Former Commissioner of the Food and Drug Administration, Dr. Scott Gottlieb told CNBC on Friday that he believed the White House had carefully considered all of its treatment options decided to give up president Donald Trump the experimental coronavirus antibody cocktail Regeneron Pharmaceuticals.
“It was a perfectly reasonable decision to give him active therapy, and then it simply became a choice of therapy,” said Gottlieb “Quick money,” before Trump be forgiven to Walter Reed Medical Center “out of caution” after his diagnosis of coronavirus.
“I wouldn’t conclude that they chose the Regeneron product over any other – other than that given the data they knew, they were probably the most effective of the products when they looked at the Regeneron product data.” added Gottlieb, who headed the regulator under Trump from May 2017 to April 2019.
Not everyone in the medical community agrees with Gottlieb about the decision to give Trump experimental treatment. Some shared concerns about the president’s preferential treatment as the drug wasn’t approved by federal regulators, and others pointed to the limited data available.
On Twitter, a doctor said: “V.I.P. medicine does not mean better medicine if there is no data.”
Regeneron confirmed that it was providing a single 8 gram dose of its REGN-COV2 treatment for use by the President, whose Coronavirus diagnosis was announced just before 1 a.m. ET Friday. Regeneron’s antibody drug is still experimental and has not been approved by the FDA for emergency use. However, it was provided in response to a compassionate use request.
CNBCs Meg Tirrell It was reported Friday that a “limited number of patients” had also received the drug on this basis after talking to Dr. George Yancopoulos, Regeneron’s scientific director, had spoken.
On Tuesday, Regeneron said its REGN-COV2 treatment improved symptoms and reduced viral load in non-hospitalized patients with mild to moderate Covid-19. This was based on the results of the first 275 study patients. At the time, the company stated so plans to discuss “quickly” the first results with regulatory agencies, including the FDA.
Regeneron’s REGN-COV2 is an experimental recording of antibodies generated in the laboratory that mimics how the body would react to a foreign intruder. The goal is to strengthen the immune system’s defenses instead of waiting for human biology to do its job.
In a White House memo on Friday, Trump’s doctor, Dr. Sean Conley, the president received Regeneron’s antibody cocktail “as a precaution.” Conley also wrote that Trump “remains tired but in good spirits”.
Trump has one too light feverNBC News reported Friday afternoon, citing three people familiar with his condition.
The White House did not immediately respond to CNBC’s request for comment on the decision to give Trump the antibody drug.
Gottlieb said he thought if Trump received early treatment for Covid-19 it would be was likely be Gilead Sciences‘remdesivir. The antiviral drug was approved by the FDA in an emergency, but for patients with coronavirus in the hospital who are seriously ill.

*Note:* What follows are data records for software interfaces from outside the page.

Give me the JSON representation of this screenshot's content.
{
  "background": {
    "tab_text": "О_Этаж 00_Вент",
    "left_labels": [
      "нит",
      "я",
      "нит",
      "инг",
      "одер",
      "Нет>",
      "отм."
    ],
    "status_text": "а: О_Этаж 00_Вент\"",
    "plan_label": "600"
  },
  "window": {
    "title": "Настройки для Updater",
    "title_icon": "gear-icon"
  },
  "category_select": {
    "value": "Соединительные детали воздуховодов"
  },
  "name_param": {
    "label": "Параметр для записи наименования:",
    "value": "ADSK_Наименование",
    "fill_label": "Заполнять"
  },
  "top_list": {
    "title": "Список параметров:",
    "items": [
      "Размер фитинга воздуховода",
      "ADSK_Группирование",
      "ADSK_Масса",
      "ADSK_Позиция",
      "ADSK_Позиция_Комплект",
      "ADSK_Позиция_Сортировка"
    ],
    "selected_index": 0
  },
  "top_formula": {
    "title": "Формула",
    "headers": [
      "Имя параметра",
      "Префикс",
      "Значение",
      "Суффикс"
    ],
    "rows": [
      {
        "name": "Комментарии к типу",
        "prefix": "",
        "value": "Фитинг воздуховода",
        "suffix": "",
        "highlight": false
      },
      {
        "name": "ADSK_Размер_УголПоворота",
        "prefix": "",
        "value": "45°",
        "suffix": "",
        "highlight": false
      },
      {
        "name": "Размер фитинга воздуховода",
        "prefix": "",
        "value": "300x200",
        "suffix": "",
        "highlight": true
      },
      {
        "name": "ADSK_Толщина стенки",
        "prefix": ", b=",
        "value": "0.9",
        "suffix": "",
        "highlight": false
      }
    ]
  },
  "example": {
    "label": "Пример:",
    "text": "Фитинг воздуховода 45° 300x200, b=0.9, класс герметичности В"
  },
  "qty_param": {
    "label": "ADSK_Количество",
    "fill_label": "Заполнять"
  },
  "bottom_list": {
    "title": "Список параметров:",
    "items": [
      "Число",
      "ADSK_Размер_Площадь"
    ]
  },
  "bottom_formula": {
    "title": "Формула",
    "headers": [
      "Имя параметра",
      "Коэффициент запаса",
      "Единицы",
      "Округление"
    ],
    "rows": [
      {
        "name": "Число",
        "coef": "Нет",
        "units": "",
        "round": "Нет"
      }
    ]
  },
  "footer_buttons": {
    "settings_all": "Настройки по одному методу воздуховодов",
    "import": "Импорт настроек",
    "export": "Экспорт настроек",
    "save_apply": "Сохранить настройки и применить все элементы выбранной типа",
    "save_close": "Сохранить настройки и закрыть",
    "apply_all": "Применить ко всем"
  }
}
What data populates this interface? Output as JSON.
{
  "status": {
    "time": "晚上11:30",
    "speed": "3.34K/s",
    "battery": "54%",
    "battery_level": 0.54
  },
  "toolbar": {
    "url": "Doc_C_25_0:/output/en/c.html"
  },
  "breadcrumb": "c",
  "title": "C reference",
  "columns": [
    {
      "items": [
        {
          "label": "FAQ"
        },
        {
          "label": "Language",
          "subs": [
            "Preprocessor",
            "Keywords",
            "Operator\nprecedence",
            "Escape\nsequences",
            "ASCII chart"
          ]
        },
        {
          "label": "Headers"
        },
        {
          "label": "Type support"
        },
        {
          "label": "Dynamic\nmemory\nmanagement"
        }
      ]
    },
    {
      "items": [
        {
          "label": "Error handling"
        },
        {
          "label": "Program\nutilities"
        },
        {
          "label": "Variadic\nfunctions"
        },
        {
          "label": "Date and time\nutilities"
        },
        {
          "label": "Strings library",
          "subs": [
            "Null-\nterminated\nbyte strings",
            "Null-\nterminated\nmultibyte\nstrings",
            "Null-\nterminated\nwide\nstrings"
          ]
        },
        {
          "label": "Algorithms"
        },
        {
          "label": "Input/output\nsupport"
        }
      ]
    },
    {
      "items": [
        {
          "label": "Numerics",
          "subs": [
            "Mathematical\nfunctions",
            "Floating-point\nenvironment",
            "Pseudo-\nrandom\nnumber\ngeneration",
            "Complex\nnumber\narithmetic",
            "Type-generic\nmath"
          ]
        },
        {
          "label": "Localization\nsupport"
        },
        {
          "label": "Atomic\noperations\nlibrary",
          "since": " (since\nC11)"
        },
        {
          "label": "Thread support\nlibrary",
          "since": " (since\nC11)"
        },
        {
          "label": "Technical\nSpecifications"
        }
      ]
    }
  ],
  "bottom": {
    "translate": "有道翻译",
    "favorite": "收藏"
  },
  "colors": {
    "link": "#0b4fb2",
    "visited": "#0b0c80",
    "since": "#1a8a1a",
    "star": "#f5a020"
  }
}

“I would have thought that they would use remdesivir as there is more data on this drug at this point and we are seeing the drug being used earlier and earlier as the disease progresses,” said Gottlieb, adding that he was “optimistic” opposite Regeneron is drug, but it’s still very early.
“You could get a lot of use, but you just don’t know,” he said.
Gottlieb, however, pushed back on any suggestion that Trump, who is receiving Regeneron’s treatment, should be a cause for concern. He said virtually every other American at this point in his coronavirus diagnosis would only be monitored by medical professionals in the hopes that symptoms would not worsen.
“For a President of the United States, if you have available therapy, I think you will deliver it, especially if you understand the safety profile of these products and believe that they are otherwise safe and will not make his condition worse,” Gottlieb said.
However, some doctors are skeptical of the decision to treat Trump with the antibody drug. “It’s bad science, bad medicine, and bad ethics to give unproven things to powerful people,” wrote Dr. Vinay Prasad in a Twitter post. Prasad is an associate professor of medicine and a practicing hematologist-oncologist at the University of California at San Francisco.
“I will say that in no case have I heard from a patient, particularly the importance of the president receiving an experimental infusion of an antibody cocktail,” added Seattle-based pulmonologist Dr. Vin Gupta added on MSNBCwho also urged more information from the White House.
In addition to Regeneron’s antibody cocktail, the president also takes zinc, vitamin D and the histamine blocker famotidine.
Treatment with famotidine was “speculative” at the time, although there are studies looking to see if it might be beneficial in coronavirus patients, Gottlieb said.
“There are studies to suggest that vitamin D supplementation can be beneficial when you are low on vitamin D, but you should take vitamin D before you get sick,” he added. “I don’t think any of these drugs are problematic or harm. I just don’t know that they will have any treatment effect in this situation.”